▶ [Work item]: All records below are to be repeated precisely, with nothing added.

▶ [Supplied data]:
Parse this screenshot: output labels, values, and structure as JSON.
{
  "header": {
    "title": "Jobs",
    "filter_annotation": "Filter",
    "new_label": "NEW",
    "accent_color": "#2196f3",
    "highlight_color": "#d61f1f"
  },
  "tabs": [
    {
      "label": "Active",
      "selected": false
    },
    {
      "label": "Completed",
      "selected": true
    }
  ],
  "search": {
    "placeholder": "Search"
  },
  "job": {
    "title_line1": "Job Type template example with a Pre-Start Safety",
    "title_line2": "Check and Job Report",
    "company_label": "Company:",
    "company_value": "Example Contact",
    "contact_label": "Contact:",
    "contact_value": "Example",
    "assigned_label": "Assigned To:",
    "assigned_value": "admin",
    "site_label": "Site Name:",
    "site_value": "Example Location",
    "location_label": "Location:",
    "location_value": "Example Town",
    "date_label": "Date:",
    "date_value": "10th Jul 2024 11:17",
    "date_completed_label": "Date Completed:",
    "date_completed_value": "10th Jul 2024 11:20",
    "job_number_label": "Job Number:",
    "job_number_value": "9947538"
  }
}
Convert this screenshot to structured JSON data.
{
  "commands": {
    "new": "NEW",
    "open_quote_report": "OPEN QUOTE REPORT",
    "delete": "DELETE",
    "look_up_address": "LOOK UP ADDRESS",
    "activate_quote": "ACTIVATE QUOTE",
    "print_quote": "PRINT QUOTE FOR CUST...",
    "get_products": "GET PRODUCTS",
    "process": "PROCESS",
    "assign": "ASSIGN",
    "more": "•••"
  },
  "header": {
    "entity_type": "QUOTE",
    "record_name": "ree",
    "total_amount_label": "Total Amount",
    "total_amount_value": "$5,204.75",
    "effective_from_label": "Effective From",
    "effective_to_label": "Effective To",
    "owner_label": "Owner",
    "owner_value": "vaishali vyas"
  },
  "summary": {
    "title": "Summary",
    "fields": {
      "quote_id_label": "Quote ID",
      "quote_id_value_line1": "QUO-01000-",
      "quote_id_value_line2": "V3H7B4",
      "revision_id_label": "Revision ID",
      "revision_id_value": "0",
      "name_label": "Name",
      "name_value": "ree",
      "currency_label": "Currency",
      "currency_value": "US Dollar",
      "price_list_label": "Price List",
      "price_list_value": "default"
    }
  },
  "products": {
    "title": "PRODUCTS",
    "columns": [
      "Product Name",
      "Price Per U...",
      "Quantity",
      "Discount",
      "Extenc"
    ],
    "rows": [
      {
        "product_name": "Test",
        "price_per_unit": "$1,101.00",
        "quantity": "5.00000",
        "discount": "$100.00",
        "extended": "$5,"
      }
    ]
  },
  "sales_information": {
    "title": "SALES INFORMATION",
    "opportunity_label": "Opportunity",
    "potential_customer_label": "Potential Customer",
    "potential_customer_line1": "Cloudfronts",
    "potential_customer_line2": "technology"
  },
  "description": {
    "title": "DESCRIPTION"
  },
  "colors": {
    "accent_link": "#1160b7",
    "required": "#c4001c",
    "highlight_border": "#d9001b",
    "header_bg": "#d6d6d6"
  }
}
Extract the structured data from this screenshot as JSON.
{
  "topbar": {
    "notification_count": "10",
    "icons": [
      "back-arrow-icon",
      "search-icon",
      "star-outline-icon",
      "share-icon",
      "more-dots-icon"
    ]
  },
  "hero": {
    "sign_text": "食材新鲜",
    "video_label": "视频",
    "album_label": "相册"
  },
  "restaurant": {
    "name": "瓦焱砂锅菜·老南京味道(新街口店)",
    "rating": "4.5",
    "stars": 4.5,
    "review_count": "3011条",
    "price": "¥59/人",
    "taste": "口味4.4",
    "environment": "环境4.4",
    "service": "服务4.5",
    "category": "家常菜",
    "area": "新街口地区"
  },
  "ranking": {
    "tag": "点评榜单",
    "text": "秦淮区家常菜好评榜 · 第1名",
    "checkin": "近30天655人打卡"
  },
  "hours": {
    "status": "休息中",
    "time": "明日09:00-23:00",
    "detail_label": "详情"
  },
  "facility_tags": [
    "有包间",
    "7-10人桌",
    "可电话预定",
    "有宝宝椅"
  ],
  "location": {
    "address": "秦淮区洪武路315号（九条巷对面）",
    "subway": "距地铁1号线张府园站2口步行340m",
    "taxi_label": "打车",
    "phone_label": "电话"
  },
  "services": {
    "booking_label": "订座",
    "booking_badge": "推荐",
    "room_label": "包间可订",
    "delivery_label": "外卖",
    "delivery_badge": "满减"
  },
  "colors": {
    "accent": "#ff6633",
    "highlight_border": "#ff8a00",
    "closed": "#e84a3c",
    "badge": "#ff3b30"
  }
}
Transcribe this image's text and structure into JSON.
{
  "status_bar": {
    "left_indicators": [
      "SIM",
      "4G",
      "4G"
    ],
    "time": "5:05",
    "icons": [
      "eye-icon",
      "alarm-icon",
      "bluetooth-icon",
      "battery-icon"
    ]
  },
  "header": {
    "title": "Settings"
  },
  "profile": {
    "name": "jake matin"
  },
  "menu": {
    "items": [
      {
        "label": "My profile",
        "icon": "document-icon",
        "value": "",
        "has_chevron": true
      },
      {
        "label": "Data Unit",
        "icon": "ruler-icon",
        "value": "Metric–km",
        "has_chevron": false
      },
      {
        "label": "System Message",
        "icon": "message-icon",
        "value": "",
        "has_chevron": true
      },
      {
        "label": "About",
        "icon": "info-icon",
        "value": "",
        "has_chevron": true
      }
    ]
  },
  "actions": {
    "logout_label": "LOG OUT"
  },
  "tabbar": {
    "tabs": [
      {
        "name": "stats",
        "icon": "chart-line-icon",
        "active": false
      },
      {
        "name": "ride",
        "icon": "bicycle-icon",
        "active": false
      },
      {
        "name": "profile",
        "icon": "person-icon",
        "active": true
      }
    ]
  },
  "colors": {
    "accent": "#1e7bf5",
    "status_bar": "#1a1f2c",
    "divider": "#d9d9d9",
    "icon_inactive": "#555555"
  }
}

▶ [Task result]:
Parse this screenshot: output labels, values, and structure as JSON.
{
  "header": {
    "title": "Jobs",
    "filter_annotation": "Filter",
    "new_label": "NEW",
    "accent_color": "#2196f3",
    "highlight_color": "#d61f1f"
  },
  "tabs": [
    {
      "label": "Active",
      "selected": false
    },
    {
      "label": "Completed",
      "selected": true
    }
  ],
  "search": {
    "placeholder": "Search"
  },
  "job": {
    "title_line1": "Job Type template example with a Pre-Start Safety",
    "title_line2": "Check and Job Report",
    "company_label": "Company:",
    "company_value": "Example Contact",
    "contact_label": "Contact:",
    "contact_value": "Example",
    "assigned_label": "Assigned To:",
    "assigned_value": "admin",
    "site_label": "Site Name:",
    "site_value": "Example Location",
    "location_label": "Location:",
    "location_value": "Example Town",
    "date_label": "Date:",
    "date_value": "10th Jul 2024 11:17",
    "date_completed_label": "Date Completed:",
    "date_completed_value": "10th Jul 2024 11:20",
    "job_number_label": "Job Number:",
    "job_number_value": "9947538"
  }
}
Convert this screenshot to structured JSON data.
{
  "commands": {
    "new": "NEW",
    "open_quote_report": "OPEN QUOTE REPORT",
    "delete": "DELETE",
    "look_up_address": "LOOK UP ADDRESS",
    "activate_quote": "ACTIVATE QUOTE",
    "print_quote": "PRINT QUOTE FOR CUST...",
    "get_products": "GET PRODUCTS",
    "process": "PROCESS",
    "assign": "ASSIGN",
    "more": "•••"
  },
  "header": {
    "entity_type": "QUOTE",
    "record_name": "ree",
    "total_amount_label": "Total Amount",
    "total_amount_value": "$5,204.75",
    "effective_from_label": "Effective From",
    "effective_to_label": "Effective To",
    "owner_label": "Owner",
    "owner_value": "vaishali vyas"
  },
  "summary": {
    "title": "Summary",
    "fields": {
      "quote_id_label": "Quote ID",
      "quote_id_value_line1": "QUO-01000-",
      "quote_id_value_line2": "V3H7B4",
      "revision_id_label": "Revision ID",
      "revision_id_value": "0",
      "name_label": "Name",
      "name_value": "ree",
      "currency_label": "Currency",
      "currency_value": "US Dollar",
      "price_list_label": "Price List",
      "price_list_value": "default"
    }
  },
  "products": {
    "title": "PRODUCTS",
    "columns": [
      "Product Name",
      "Price Per U...",
      "Quantity",
      "Discount",
      "Extenc"
    ],
    "rows": [
      {
        "product_name": "Test",
        "price_per_unit": "$1,101.00",
        "quantity": "5.00000",
        "discount": "$100.00",
        "extended": "$5,"
      }
    ]
  },
  "sales_information": {
    "title": "SALES INFORMATION",
    "opportunity_label": "Opportunity",
    "potential_customer_label": "Potential Customer",
    "potential_customer_line1": "Cloudfronts",
    "potential_customer_line2": "technology"
  },
  "description": {
    "title": "DESCRIPTION"
  },
  "colors": {
    "accent_link": "#1160b7",
    "required": "#c4001c",
    "highlight_border": "#d9001b",
    "header_bg": "#d6d6d6"
  }
}
Extract the structured data from this screenshot as JSON.
{
  "topbar": {
    "notification_count": "10",
    "icons": [
      "back-arrow-icon",
      "search-icon",
      "star-outline-icon",
      "share-icon",
      "more-dots-icon"
    ]
  },
  "hero": {
    "sign_text": "食材新鲜",
    "video_label": "视频",
    "album_label": "相册"
  },
  "restaurant": {
    "name": "瓦焱砂锅菜·老南京味道(新街口店)",
    "rating": "4.5",
    "stars": 4.5,
    "review_count": "3011条",
    "price": "¥59/人",
    "taste": "口味4.4",
    "environment": "环境4.4",
    "service": "服务4.5",
    "category": "家常菜",
    "area": "新街口地区"
  },
  "ranking": {
    "tag": "点评榜单",
    "text": "秦淮区家常菜好评榜 · 第1名",
    "checkin": "近30天655人打卡"
  },
  "hours": {
    "status": "休息中",
    "time": "明日09:00-23:00",
    "detail_label": "详情"
  },
  "facility_tags": [
    "有包间",
    "7-10人桌",
    "可电话预定",
    "有宝宝椅"
  ],
  "location": {
    "address": "秦淮区洪武路315号（九条巷对面）",
    "subway": "距地铁1号线张府园站2口步行340m",
    "taxi_label": "打车",
    "phone_label": "电话"
  },
  "services": {
    "booking_label": "订座",
    "booking_badge": "推荐",
    "room_label": "包间可订",
    "delivery_label": "外卖",
    "delivery_badge": "满减"
  },
  "colors": {
    "accent": "#ff6633",
    "highlight_border": "#ff8a00",
    "closed": "#e84a3c",
    "badge": "#ff3b30"
  }
}
Transcribe this image's text and structure into JSON.
{
  "status_bar": {
    "left_indicators": [
      "SIM",
      "4G",
      "4G"
    ],
    "time": "5:05",
    "icons": [
      "eye-icon",
      "alarm-icon",
      "bluetooth-icon",
      "battery-icon"
    ]
  },
  "header": {
    "title": "Settings"
  },
  "profile": {
    "name": "jake matin"
  },
  "menu": {
    "items": [
      {
        "label": "My profile",
        "icon": "document-icon",
        "value": "",
        "has_chevron": true
      },
      {
        "label": "Data Unit",
        "icon": "ruler-icon",
        "value": "Metric–km",
        "has_chevron": false
      },
      {
        "label": "System Message",
        "icon": "message-icon",
        "value": "",
        "has_chevron": true
      },
      {
        "label": "About",
        "icon": "info-icon",
        "value": "",
        "has_chevron": true
      }
    ]
  },
  "actions": {
    "logout_label": "LOG OUT"
  },
  "tabbar": {
    "tabs": [
      {
        "name": "stats",
        "icon": "chart-line-icon",
        "active": false
      },
      {
        "name": "ride",
        "icon": "bicycle-icon",
        "active": false
      },
      {
        "name": "profile",
        "icon": "person-icon",
        "active": true
      }
    ]
  },
  "colors": {
    "accent": "#1e7bf5",
    "status_bar": "#1a1f2c",
    "divider": "#d9d9d9",
    "icon_inactive": "#555555"
  }
}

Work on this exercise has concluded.